- W.E.B. Du Bois, Writings. (973.0496 D816wr).
- Robert Franklin Durden, Carter G. Woodson: Father of African American History. (973.049 W898zd 1998).
- Nikki Giovanni, Acolytes. (821.914 G512a 2007).
- Christopher Moore, Fighting for America: Black soldiers–the Unsung Heroes of World War II. (940.5403 M822f 2005).
- Paula Pfeffer, A. Philip Randolph, Pioneer of the Civil Rights Movement (973.049 R192zp 1990).
- Joe Wilson, The 761st “Black Panther” Tank Battalion in World War II: an Illustrated History of the First African American Armored Unit to see Combat. (940.5403 W749s).
- Dick Russell, Black Genius and the American Experience. (973.049 R962b)
- Rafia Zafar, ed., Harlem Renaissance: Five Novels of the 1920s. (823.91 H284 2011).
- Rafia Zafar, ed., Harlem Renaissance: Four Novels of the 1930s. (823.91 H2845 2011).

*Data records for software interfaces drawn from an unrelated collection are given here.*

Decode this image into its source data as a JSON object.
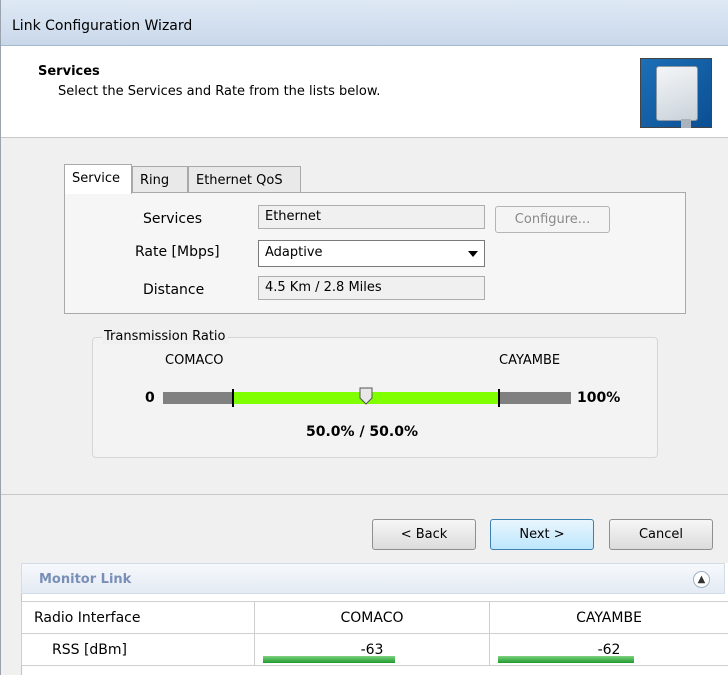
{
  "window": {
    "title": "Link Configuration Wizard"
  },
  "header": {
    "title": "Services",
    "subtitle": "Select the Services and Rate from the lists below.",
    "icon": "radio-panel-icon"
  },
  "tabs": [
    {
      "label": "Service",
      "active": true
    },
    {
      "label": "Ring",
      "active": false
    },
    {
      "label": "Ethernet QoS",
      "active": false
    }
  ],
  "service": {
    "services_label": "Services",
    "services_value": "Ethernet",
    "configure_label": "Configure...",
    "rate_label": "Rate [Mbps]",
    "rate_value": "Adaptive",
    "distance_label": "Distance",
    "distance_value": "4.5 Km / 2.8 Miles"
  },
  "transmission": {
    "title": "Transmission Ratio",
    "left_site": "COMACO",
    "right_site": "CAYAMBE",
    "min_label": "0",
    "max_label": "100%",
    "ratio_text": "50.0% / 50.0%",
    "ratio_value": 0.5
  },
  "buttons": {
    "back": "< Back",
    "next": "Next >",
    "cancel": "Cancel"
  },
  "monitor": {
    "title": "Monitor Link",
    "columns": [
      "Radio Interface",
      "COMACO",
      "CAYAMBE"
    ],
    "rows": [
      {
        "label": "RSS [dBm]",
        "values": [
          "-63",
          "-62"
        ]
      }
    ]
  },
  "colors": {
    "accent_green": "#7fff00",
    "bar_gray": "#808080",
    "rss_green": "#1e9a2e"
  }
}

Earlier this week, as I constructed a display in the library to honor Martin Luther King, Jr. Day, I had a chance to read and reflect upon his infamous “I Have a Dream” speech. In doing so, I was struck by the fact that though it was delivered almost 50 years ago, his words continue to touch people even now. Many of you probably first experienced the words as I did – read to you by an elementary school teacher or quoted in a high school history textbook. After those initial experiences, Dr. King’s words continued to find me throughout the years, whether via documentaries and news sound bites or on audio CDs and in children’s books. Despite my many encounters with the speech, in a variety of formats, I was surprised this morning when I found that those stirring sentiments now reside on YouTube as well. The website best known for its videos of baby animals being adorable and illegal copies of current tv shows also hosts historical documents, apparently. When I performed a quick search of the site in my quest for a video of the speech, I found more copies than I could ever need; I was pleased to find that the very first one I opened had enjoyed more than 1.6 million views thus far! In case you have wondered whether his words still carry weight, the fact that they continue to persist in each new media format that springs forward should silence your doubt.
When I consider the vast numbers of speeches lobbed at each of us throughout our lives, whether at political rallies, graduations, religious services, or even here at Berea’s convocations, I am hard pressed to think of any that will enjoy the timelessness of King’s words. So what about King’s speech makes it still relevant and moving? Is it because there is always an “ism” to speak out against? Racism and sexism persist, for example, despite the existence of laws meant to prohibit them. King’s words serve as a reminder that we have a right to desire more for humanity than its current condition; they validate our protests. Or is it timeless because everyone understands what it means to wish for a better future, whether for themselves or others? His words speak so eloquently about our responsibility to improve the world that we love.
Whether it is for these reasons or another, his words still matter. Inspired by them and wanting to be inspired by yours, I’d love for you to share your dreams with our community. Visit our display near the library entrance, by the printers, and share your own vision for the future, no matter how big or small, on one of our “I have a dream…” cards. Here are pictures of a few recent submissions: